Wednesday, May 12, 2010

Spicing red beans the Georgian way

Adding ginger, cinnamon and cloves to certain cookie doughs or cake batter can create culinary magic, as anyone who has tasted a good gingersnap knows. The combination can also do good things for savory dishes, as a simple bean and cheese dish from Paula Wolfert's The Cooking of the Eastern Mediterranean illustrates. Wolfert's book, one of a handful of volumes she has written about cooking near the Mediterranean, was a revelation for me, showing me the food of parts of the Mediterranean that don't get much attention: Syria, Georgia, Macedonia, southeastern Turkey, to name a few. Like other books by Wolfert, it is much more than a collection of recipes — it is an exploration of culinary culture.

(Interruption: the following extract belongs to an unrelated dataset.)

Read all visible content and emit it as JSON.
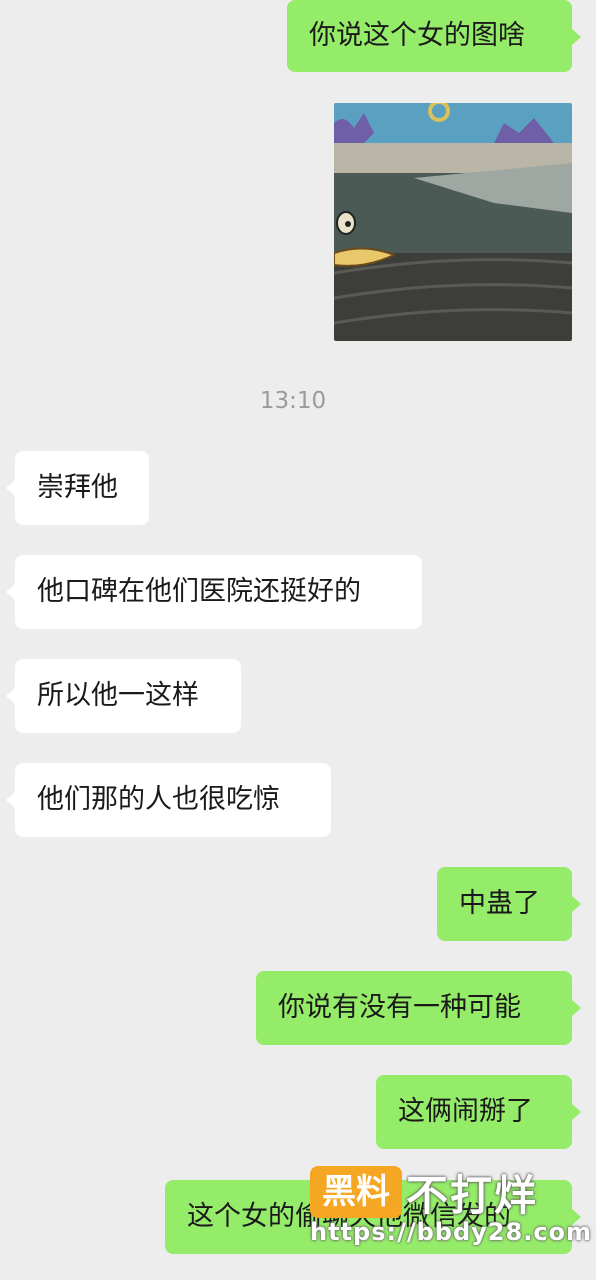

https://www.cia.gov/library/publications/the-world-factbook/geos/gg.htmlOne of my favorite recipes in the book comes from Georgia, a place where they know how to make beans interesting with additions like walnuts, leeks and coriander; raisins, honey and almonds; or eggs and butter, to name a few. Wolfert writes that "Georgians know more about blending spices and herbs than any other eastern Mediterranean people, and nowhere do they show off their knowledge to more glorious proof than with a pot of small red beans." And the recipe below that I have adapted from the book is a great example of Georgian skill. Although it appears to be simple — red beans and sliced cheese — it gives several layers of flavors in earthy beans, sweet and sharp spices, pungent feta cheese, and refreshing (or soapy) cilantro.



Red Beans, Spices, Pomegranate and Cheese
Adapted from The Cooking of the Eastern Mediterranean by Paula Wolfert

1 cup uncooked small red beans or 2 cups cooked beans
2 T. mild vegetable oil
1 cup chopped onion
1/2 t. ground dry ginger
1/4 t. ground cinnamon
1/4 t. ground cloves
1/2 t. salt, plus more to taste
Black pepper
Cayenne pepper to taste
1-2 T. pomegranate juice or pomegranate molasses
4 T. chopped cilantro
1/4 lb. sliced feta cheese

If using uncooked beans, cook the beans until tender using your favorite technique (here's how they do it at Rancho Gordo), then drain and save the cooking liquid (to be used later in the recipe). If using canned beans, drain and rinse them.

Heat a skillet over medium-low heat, then cook the onion in the oil, covered, stirring every few minutes. When the onion is tender (5 minutes or so), add the cooked beans. Cook uncovered for 5 minutes, stirring occasionally, then mix in the spices, salt, and any reserved liquid (if using canned beans, add about 1/2 cup of water). Cook until the pan is almost dry, stirring occasionally. Turn off the heat and mix in the pomegranate juice or molasses and half of the chopped cilantro.

Ideally, the beans should go into the refrigerator to mellow for about 8 hours and brought back to room temperature before serving, but if you can't wait, you can eat them warm or after they have cooled to room temperature. If you are going to refrigerate the beans before serving, put them in a glass storage bowl. If serving immediately or soon, transfer the beans to a serving bowl.

Serve topped with the remaining chopped cilantro and the slices of feta cheese.



Map of Georgia from the CIA World Factbook, photo of spices by the author.

Random link from the archive: Tofu Squares with Miso

Technorati tags: Georgia : vegetarian : Food

2 comments:

Eurasian Sensation said...

Sounds great, I'll have to give it a try soon.

I've seen a number of Georgian recipes, but that is the first one I've seen that uses ginger and cloves. Rather, they were notable for their use of chili, fenugreek and its leaves, and cilantro, combined with very European herbs such as savory and dill.

kitchen tables said...

I never had the chance to try Georgian food. This is very interesting. I want to try this one.